Dr. Ricardo Valerdi

ricardo-valerdiOrganization: University of Arizona
Personal Biography: Dr. Ricardo Valerdi is an Associate Professor at the University of Arizona in the department of Systems & Industrial Engineering. Previously he was a Research Associate in the Engineering Systems Division at the Massachusetts Institute of Technology. His research focuses on systems engineering metrics, cost estimation, test & evaluation, human systems integration, enterprise transformation, and performance measurement. His research has been funded by Army, Navy, Air Force, BAE Systems, Lockheed Martin, Raytheon, and the IBM Center for the Business of Government.

Dr. Valerdi is the co-Editor-in-Chief of the Journal of Enterprise Transformation and the Journal of Cost Analysis and Parametrics. He served on the Board of Directors of the International Council on Systems Engineering (INCOSE). He received a Ph.D. in Industrial & Systems Engineering from the University of Southern California.


Lecture Topic: Why Systems Thinking is Not a Natural Act
Competence in systems thinking is implicitly assumed among the population of engineers and scientists – in fact, most technical people claim to be systems thinkers. But this competence is not as prevalent as these assertions might lead one to assume. Controlled experiments show that systems thinking performance, even among highly educated people, is poor. This presentation provides a set of systems thinking competencies and demonstrates how these are not as common as advertised. We also discuss how these competencies can be measured.

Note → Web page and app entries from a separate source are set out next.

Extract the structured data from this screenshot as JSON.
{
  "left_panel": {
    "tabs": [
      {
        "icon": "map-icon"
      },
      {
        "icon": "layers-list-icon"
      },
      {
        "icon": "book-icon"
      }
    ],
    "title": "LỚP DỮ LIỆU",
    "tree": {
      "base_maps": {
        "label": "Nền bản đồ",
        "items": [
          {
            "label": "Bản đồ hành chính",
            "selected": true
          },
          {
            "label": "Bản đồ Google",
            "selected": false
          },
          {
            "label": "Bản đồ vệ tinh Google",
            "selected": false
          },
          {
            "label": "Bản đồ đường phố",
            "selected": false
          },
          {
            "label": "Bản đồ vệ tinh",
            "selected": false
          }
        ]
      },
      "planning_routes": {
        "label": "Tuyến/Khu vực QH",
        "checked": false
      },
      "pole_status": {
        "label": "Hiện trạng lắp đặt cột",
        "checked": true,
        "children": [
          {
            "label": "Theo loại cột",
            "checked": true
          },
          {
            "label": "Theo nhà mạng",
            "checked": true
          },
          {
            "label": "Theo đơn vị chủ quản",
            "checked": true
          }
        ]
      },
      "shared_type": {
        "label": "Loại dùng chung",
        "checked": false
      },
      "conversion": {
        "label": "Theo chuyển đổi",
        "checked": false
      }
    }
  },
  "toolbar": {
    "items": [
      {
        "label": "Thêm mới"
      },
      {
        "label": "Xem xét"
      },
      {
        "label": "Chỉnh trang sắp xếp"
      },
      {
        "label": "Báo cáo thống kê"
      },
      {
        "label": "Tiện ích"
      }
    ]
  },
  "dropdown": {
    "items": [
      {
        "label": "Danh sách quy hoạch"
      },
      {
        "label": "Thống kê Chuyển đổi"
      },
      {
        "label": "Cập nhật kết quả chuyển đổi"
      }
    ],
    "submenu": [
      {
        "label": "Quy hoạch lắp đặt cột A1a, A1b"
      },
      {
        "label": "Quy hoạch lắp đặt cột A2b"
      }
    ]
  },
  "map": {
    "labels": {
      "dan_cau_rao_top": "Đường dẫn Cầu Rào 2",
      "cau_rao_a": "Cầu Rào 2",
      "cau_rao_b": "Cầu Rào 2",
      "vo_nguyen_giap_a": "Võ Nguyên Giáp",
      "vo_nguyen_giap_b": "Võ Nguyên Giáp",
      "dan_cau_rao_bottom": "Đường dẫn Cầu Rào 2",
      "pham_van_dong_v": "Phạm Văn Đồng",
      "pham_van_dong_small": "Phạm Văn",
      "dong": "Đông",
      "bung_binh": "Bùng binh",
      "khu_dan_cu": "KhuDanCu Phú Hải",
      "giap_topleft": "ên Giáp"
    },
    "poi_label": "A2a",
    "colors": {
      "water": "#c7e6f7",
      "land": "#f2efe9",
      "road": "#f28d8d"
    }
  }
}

The main thesis is that systems thinking is not a natural act because (1) evolution has favored mechanisms tuned to dealing with immediate surface features of problems and (2) the Western education system tends to emphasize reductionist approaches. We discuss the implications of the current state and provide recommendations for closing the gap between the demand and supply of systems thinking through the use of systems thinking flight simulators. Finally, key take-aways are provided for the application of systems thinking across a variety of scenarios.